Records from a data source:
━━━━━━

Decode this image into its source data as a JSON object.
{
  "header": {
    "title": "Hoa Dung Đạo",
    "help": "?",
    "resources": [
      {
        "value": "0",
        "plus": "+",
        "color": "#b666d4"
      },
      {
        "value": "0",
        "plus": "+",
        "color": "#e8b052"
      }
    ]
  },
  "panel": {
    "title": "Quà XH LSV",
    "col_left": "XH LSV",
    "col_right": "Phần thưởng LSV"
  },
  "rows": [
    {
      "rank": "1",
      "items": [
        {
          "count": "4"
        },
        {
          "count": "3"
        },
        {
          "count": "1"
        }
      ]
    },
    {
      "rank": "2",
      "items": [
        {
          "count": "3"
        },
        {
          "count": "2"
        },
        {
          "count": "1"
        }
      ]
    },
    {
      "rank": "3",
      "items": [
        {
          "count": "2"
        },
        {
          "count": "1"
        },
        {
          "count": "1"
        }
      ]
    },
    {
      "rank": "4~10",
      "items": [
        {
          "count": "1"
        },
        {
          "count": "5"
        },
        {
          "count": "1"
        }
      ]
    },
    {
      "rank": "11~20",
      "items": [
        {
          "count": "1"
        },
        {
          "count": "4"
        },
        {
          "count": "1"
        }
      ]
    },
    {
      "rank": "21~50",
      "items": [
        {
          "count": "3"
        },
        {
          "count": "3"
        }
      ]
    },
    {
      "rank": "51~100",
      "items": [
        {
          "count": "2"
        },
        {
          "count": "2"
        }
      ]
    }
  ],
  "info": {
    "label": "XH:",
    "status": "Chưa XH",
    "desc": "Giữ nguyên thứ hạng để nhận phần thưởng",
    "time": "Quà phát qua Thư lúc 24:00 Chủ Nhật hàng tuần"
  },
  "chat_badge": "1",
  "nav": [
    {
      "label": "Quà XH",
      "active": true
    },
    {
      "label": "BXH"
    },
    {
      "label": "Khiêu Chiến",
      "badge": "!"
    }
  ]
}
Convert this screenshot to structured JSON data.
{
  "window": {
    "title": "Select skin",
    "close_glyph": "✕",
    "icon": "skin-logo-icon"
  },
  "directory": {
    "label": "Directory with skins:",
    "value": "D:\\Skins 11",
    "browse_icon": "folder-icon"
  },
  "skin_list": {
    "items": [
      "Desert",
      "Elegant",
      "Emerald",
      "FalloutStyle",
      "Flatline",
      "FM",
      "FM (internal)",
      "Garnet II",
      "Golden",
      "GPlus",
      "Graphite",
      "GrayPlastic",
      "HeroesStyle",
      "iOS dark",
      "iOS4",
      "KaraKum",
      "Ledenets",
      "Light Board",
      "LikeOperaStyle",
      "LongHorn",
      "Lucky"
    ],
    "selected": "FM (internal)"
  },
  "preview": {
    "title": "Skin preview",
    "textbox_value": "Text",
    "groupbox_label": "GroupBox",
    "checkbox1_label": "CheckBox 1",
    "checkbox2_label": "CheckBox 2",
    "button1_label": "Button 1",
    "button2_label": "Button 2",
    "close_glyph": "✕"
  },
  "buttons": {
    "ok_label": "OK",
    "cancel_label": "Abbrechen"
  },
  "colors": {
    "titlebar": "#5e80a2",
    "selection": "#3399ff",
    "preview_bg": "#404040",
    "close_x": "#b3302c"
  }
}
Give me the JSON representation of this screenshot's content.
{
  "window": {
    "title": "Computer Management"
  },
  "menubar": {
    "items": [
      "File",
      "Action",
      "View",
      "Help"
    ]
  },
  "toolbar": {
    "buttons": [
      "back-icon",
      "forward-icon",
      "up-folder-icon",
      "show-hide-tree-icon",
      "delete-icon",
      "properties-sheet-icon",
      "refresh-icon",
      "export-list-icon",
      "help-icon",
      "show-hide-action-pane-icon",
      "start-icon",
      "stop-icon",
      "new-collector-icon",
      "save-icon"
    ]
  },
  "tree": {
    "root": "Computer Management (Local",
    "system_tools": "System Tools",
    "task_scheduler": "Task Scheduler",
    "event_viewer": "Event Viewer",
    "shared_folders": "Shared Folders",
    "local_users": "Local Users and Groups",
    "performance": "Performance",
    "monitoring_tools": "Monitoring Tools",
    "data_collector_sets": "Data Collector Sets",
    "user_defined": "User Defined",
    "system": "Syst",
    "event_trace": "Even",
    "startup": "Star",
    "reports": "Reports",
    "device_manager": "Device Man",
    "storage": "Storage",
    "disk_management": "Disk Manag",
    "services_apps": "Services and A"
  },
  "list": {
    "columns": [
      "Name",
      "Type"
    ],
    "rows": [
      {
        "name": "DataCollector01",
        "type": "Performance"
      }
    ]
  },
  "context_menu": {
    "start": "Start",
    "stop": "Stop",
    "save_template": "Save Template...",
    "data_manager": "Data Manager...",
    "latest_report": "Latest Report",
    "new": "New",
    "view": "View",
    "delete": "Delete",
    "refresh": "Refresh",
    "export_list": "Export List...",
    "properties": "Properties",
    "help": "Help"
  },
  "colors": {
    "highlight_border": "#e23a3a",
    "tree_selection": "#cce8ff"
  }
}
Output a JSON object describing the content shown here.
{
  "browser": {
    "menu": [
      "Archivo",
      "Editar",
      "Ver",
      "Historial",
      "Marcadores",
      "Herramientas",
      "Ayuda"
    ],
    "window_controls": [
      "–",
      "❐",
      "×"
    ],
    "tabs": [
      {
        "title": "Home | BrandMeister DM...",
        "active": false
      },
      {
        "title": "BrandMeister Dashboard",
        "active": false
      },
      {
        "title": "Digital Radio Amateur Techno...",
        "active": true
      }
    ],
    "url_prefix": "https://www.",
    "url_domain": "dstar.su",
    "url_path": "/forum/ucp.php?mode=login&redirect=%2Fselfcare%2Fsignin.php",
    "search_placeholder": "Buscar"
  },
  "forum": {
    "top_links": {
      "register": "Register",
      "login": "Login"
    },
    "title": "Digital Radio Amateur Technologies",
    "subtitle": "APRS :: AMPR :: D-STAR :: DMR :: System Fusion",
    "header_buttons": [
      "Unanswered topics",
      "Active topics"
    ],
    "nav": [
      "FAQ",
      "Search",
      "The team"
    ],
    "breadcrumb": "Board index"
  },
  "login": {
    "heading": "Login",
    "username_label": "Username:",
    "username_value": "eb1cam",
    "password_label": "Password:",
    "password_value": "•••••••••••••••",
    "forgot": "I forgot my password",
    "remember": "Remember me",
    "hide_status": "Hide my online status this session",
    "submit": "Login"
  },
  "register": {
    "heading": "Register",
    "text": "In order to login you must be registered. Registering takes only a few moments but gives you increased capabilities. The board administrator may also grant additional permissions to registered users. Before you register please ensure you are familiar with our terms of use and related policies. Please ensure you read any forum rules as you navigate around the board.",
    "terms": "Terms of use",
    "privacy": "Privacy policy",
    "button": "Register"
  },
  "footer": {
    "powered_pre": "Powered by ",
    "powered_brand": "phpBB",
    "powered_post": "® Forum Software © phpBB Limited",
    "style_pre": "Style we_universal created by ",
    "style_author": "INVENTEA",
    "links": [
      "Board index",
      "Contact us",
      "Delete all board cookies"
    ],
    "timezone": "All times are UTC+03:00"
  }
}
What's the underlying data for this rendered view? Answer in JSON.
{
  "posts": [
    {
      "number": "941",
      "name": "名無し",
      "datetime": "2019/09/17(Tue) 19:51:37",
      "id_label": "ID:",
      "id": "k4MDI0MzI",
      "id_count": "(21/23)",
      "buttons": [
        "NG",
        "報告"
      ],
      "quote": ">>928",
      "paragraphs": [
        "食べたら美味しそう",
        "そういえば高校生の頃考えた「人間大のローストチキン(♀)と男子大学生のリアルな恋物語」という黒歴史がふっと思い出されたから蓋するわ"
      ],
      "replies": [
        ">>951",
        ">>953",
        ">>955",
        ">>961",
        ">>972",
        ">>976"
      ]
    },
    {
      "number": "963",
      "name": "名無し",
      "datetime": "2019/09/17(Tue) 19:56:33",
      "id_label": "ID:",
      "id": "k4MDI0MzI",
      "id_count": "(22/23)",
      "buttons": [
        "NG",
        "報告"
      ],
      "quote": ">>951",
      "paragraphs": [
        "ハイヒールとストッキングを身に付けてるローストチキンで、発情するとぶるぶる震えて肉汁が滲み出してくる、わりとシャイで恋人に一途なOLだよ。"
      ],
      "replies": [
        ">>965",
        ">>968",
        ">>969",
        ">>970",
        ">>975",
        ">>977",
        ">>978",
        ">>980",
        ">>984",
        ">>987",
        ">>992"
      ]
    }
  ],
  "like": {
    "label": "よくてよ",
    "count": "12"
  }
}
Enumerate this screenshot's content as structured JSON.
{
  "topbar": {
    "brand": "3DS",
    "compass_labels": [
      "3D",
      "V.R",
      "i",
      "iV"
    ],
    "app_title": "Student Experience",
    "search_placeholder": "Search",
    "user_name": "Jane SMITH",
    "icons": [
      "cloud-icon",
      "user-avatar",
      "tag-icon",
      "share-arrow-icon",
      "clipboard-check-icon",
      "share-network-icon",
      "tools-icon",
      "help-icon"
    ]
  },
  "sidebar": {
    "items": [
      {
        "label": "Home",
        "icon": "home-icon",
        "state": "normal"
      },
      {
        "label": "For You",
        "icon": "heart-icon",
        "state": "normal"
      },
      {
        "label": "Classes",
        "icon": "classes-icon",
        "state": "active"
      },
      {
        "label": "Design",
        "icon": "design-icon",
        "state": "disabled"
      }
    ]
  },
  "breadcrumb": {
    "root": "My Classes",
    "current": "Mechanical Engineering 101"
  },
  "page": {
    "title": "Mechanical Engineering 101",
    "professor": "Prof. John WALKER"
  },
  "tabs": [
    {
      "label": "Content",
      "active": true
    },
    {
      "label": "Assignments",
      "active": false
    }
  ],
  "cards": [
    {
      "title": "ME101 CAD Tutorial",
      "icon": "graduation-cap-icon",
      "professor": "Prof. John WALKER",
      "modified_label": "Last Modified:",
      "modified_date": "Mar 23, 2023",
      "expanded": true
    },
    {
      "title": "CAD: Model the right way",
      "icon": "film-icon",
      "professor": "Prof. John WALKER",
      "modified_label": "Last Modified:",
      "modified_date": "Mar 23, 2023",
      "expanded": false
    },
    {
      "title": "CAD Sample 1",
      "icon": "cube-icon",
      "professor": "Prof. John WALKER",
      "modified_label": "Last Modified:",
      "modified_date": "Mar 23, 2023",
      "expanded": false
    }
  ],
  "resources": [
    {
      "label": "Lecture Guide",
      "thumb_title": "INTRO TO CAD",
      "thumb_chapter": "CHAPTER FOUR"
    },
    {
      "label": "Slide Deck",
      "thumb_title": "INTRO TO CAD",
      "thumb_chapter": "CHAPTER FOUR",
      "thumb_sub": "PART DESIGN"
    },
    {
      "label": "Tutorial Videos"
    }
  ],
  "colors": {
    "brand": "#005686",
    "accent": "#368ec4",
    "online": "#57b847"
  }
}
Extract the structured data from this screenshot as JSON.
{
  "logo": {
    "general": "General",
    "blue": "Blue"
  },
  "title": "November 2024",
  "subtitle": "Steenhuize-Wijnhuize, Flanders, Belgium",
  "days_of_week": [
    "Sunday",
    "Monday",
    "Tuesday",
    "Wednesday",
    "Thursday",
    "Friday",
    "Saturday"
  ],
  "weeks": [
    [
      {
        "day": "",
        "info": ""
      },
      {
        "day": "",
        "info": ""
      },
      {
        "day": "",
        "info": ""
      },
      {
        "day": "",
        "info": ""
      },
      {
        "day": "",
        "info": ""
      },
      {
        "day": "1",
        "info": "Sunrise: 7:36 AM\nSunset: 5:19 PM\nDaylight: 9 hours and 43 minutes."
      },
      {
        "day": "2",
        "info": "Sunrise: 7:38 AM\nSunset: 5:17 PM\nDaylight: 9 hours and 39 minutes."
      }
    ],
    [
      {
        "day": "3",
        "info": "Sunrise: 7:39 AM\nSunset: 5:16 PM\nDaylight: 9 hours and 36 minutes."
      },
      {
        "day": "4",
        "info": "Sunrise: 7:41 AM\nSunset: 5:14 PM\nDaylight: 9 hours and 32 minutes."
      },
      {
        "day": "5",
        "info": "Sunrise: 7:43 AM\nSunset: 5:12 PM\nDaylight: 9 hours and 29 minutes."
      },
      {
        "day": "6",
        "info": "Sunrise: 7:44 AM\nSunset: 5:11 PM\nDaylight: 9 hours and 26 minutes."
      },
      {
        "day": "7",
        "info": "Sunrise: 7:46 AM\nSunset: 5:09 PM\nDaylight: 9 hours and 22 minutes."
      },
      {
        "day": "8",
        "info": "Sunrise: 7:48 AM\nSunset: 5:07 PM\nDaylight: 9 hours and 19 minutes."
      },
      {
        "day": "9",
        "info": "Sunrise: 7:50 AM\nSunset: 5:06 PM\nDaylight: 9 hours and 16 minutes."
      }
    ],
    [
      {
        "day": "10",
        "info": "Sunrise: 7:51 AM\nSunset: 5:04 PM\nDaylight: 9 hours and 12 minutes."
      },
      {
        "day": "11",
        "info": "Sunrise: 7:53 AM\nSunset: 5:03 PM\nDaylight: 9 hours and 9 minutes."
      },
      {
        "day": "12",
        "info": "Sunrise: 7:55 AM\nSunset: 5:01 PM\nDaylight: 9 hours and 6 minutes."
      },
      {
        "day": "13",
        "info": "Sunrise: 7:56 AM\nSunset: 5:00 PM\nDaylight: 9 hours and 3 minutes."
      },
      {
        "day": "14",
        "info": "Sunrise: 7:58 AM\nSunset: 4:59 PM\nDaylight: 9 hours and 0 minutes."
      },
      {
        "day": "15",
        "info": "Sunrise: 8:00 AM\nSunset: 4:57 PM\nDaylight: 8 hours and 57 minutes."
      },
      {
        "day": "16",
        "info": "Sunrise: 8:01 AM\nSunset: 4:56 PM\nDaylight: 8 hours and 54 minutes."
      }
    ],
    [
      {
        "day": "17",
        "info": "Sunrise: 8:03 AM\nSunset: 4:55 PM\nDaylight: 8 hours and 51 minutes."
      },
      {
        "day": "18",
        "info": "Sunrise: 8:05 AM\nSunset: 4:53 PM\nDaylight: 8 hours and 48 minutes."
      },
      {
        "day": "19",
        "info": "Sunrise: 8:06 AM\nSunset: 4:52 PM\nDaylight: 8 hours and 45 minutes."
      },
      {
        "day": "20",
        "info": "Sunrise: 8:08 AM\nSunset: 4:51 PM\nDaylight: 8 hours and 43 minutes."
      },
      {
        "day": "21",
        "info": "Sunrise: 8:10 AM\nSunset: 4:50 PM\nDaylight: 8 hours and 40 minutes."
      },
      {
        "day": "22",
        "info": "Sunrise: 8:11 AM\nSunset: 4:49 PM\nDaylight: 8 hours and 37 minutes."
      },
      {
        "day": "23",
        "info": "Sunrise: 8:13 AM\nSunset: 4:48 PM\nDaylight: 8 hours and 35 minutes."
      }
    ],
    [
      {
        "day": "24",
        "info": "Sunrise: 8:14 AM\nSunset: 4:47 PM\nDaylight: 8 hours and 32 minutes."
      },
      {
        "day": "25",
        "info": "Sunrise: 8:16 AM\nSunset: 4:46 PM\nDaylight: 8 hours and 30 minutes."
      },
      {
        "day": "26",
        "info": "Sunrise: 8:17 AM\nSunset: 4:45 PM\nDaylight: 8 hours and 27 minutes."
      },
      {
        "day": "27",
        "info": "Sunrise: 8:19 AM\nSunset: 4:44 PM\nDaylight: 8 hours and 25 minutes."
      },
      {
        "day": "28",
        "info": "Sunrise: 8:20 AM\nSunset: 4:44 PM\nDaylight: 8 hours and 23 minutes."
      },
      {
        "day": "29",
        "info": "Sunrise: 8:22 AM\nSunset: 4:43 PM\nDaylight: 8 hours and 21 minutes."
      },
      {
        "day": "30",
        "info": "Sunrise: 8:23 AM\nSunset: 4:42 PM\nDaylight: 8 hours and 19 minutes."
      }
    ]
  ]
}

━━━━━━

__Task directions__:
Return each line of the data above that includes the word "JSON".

__Task response__:
Decode this image into its source data as a JSON object.
Convert this screenshot to structured JSON data.
Give me the JSON representation of this screenshot's content.
Output a JSON object describing the content shown here.
What's the underlying data for this rendered view? Answer in JSON.
Enumerate this screenshot's content as structured JSON.
Extract the structured data from this screenshot as JSON.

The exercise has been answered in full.